Back to Basics: Password Security

One could easily argue that passwords are quickly becoming obsolete, however, we still use them to access our apps, emails, online stores, you name it. Since they are still around, we might as well continue to make the most of them in order to improve our system security. Password security is arguably a good place to start with good cybersecurity practice.

Most people use a word in their passwords in various forms:

  • A word — Security
  • A word followed by some numbers/symbols — Security.
  • A word with ‘leet speak’ applied — S3cu41ty
  • Multiple words stuck together — howsecureisthis

Password-cracking attacks

Password Security Infographic courtesy of the National Cyber Security Centre

This is where the hacker uses phrases that are commonly associated with you and could include: birthday dates or that of family/friends, siblings’ and friends’ names, your maiden name, where you live or have lived, pet’s name etc.

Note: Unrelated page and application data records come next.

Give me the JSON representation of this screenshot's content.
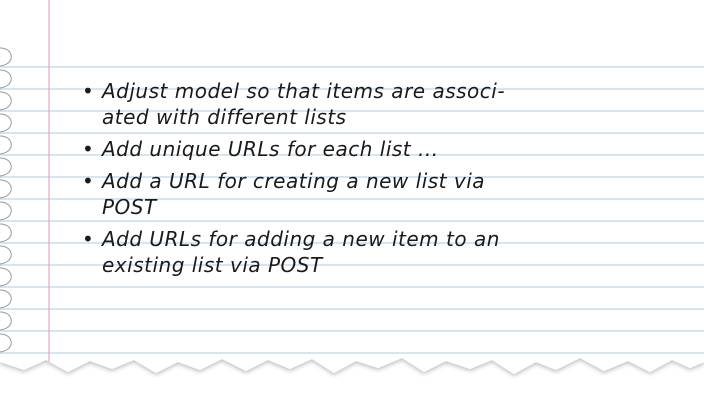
{
  "bullet_glyph": "•",
  "notes": [
    {
      "lines": [
        "Adjust model so that items are associ-",
        "ated with different lists"
      ]
    },
    {
      "lines": [
        "Add unique URLs for each list ..."
      ]
    },
    {
      "lines": [
        "Add a URL for creating a new list via",
        "POST"
      ]
    },
    {
      "lines": [
        "Add URLs for adding a new item to an",
        "existing list via POST"
      ]
    }
  ],
  "colors": {
    "paper": "#ffffff",
    "rule_line": "#b9d6ea",
    "margin_line": "#e6a9b9",
    "ink": "#1a1a1a",
    "background": "#ffffff"
  }
}
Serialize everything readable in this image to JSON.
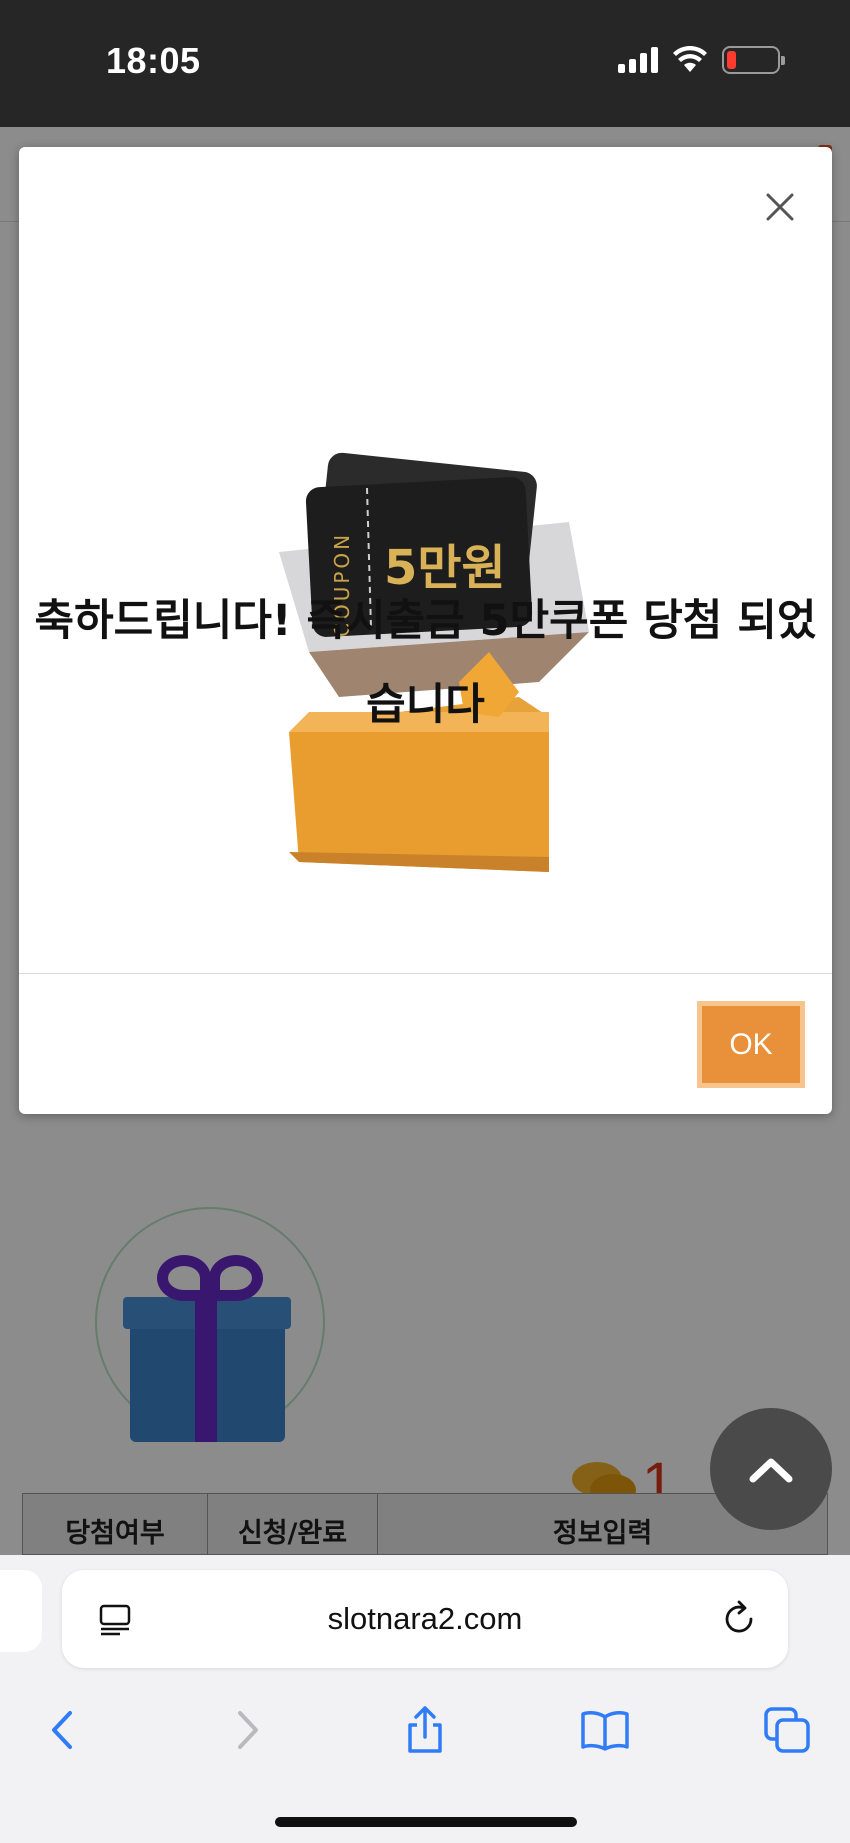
{
  "status_bar": {
    "time": "18:05"
  },
  "background_page": {
    "chat": {
      "count": "1"
    },
    "table_headers": [
      "당첨여부",
      "신청/완료",
      "정보입력"
    ]
  },
  "modal": {
    "coupon_label": "COUPON",
    "coupon_value": "5만원",
    "message": "축하드립니다! 즉시출금 5만쿠폰 당첨 되었습니다",
    "ok_label": "OK"
  },
  "browser": {
    "url": "slotnara2.com"
  },
  "colors": {
    "accent": "#e8903a",
    "status_bar": "#262626",
    "link_blue": "#2f7cf6"
  }
}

This is where a computer uses a word list, usually from the English dictionary to try and find a password that works.

If the average English-speaking adult knows somewhere between 12,000 and 30,000 words, imagine how easy it would be for a computer to narrow down to these words and in a minimal amount of time?

Rendezvous sounds like a workable password, but it’s not.

This is more or a less an advanced dictionary attack where the computer adds some numbers and special characters to the word list.

Evidently, ‘#qwerty123’ is an easy password to crack.

A brute force attack involves automated guessing of a significant number of passwords until it finds a match. It therefore makes no assumption as compared to the dictionary attack and hybrid attack.

How to improve your password security

Longer passwords with a combination of upper and lower case letters, numbers and special characters are better as it will take a sequential tool longer to run through the iterations.

Pro tip: Use a phrase in your mother tongue and with spaces in between.

Easier said than done, right?

It’s easy to use one password whenever we sign up on anything because remembering all the different passwords is a hustle. This is where a password manager comes in handy.

Password managers such as LastPass and Sticky Password can be used to create randomly generated passwords for all of your accounts, which one can access using a master password. You’re probably thinking ‘I’ll need a password to access my passwords?’ Yes, yes. On the upside though, if you create a strong master password then you only have one password to remember: the master password.

Think of MFA as a natural extension of having a solid password control. It’s effective in heading off attacks especially brute force cyberattacks. When MFA is enabled, even if an attacker successfully steals your password, they won’t be able to access your account.

While there’s no guarantee that these techniques will prevent an attacker from learning your password, they will make the cracking process harder for as long as apps and websites alike continue to ask for a username and password as login credentials.

Article by Rachel Achieng’.

A community of Women in Cybersecurity from various backgrounds and counties across Kenya.